● Listed records:
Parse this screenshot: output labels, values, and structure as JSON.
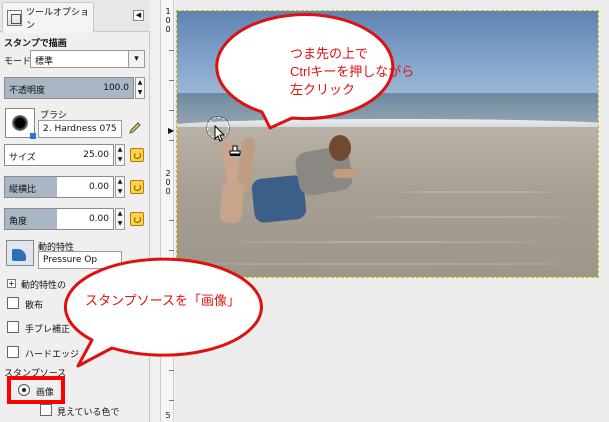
{
  "panel": {
    "tab_label": "ツールオプション",
    "menu_button": "◀",
    "title": "スタンプで描画",
    "mode_label": "モード:",
    "mode_value": "標準",
    "opacity_label": "不透明度",
    "opacity_value": "100.0",
    "opacity_fraction": 1.0,
    "brush_label": "ブラシ",
    "brush_value": "2. Hardness 075",
    "size_label": "サイズ",
    "size_value": "25.00",
    "aspect_label": "縦横比",
    "aspect_value": "0.00",
    "angle_label": "角度",
    "angle_value": "0.00",
    "dynamics_label": "動的特性",
    "dynamics_value": "Pressure Op",
    "dynamics_options_label": "動的特性の",
    "scatter_label": "散布",
    "smoothing_label": "手ブレ補正",
    "hard_edge_label": "ハードエッジ",
    "source_label": "スタンプソース",
    "source_image_label": "画像",
    "sample_merged_label": "見えている色で"
  },
  "ruler": {
    "numbers": [
      "1",
      "0",
      "0",
      "2",
      "0",
      "0",
      "5"
    ]
  },
  "callouts": {
    "top_line1": "つま先の上で",
    "top_line2": "Ctrlキーを押しながら",
    "top_line3": "左クリック",
    "bottom": "スタンプソースを「画像」"
  },
  "colors": {
    "callout_red": "#e01010",
    "highlight_red": "#ff0000"
  }
}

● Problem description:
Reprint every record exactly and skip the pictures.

● Answer to this exercise:
Parse this screenshot: output labels, values, and structure as JSON.
{
  "panel": {
    "tab_label": "ツールオプション",
    "menu_button": "◀",
    "title": "スタンプで描画",
    "mode_label": "モード:",
    "mode_value": "標準",
    "opacity_label": "不透明度",
    "opacity_value": "100.0",
    "opacity_fraction": 1.0,
    "brush_label": "ブラシ",
    "brush_value": "2. Hardness 075",
    "size_label": "サイズ",
    "size_value": "25.00",
    "aspect_label": "縦横比",
    "aspect_value": "0.00",
    "angle_label": "角度",
    "angle_value": "0.00",
    "dynamics_label": "動的特性",
    "dynamics_value": "Pressure Op",
    "dynamics_options_label": "動的特性の",
    "scatter_label": "散布",
    "smoothing_label": "手ブレ補正",
    "hard_edge_label": "ハードエッジ",
    "source_label": "スタンプソース",
    "source_image_label": "画像",
    "sample_merged_label": "見えている色で"
  },
  "ruler": {
    "numbers": [
      "1",
      "0",
      "0",
      "2",
      "0",
      "0",
      "5"
    ]
  },
  "callouts": {
    "top_line1": "つま先の上で",
    "top_line2": "Ctrlキーを押しながら",
    "top_line3": "左クリック",
    "bottom": "スタンプソースを「画像」"
  },
  "colors": {
    "callout_red": "#e01010",
    "highlight_red": "#ff0000"
  }
}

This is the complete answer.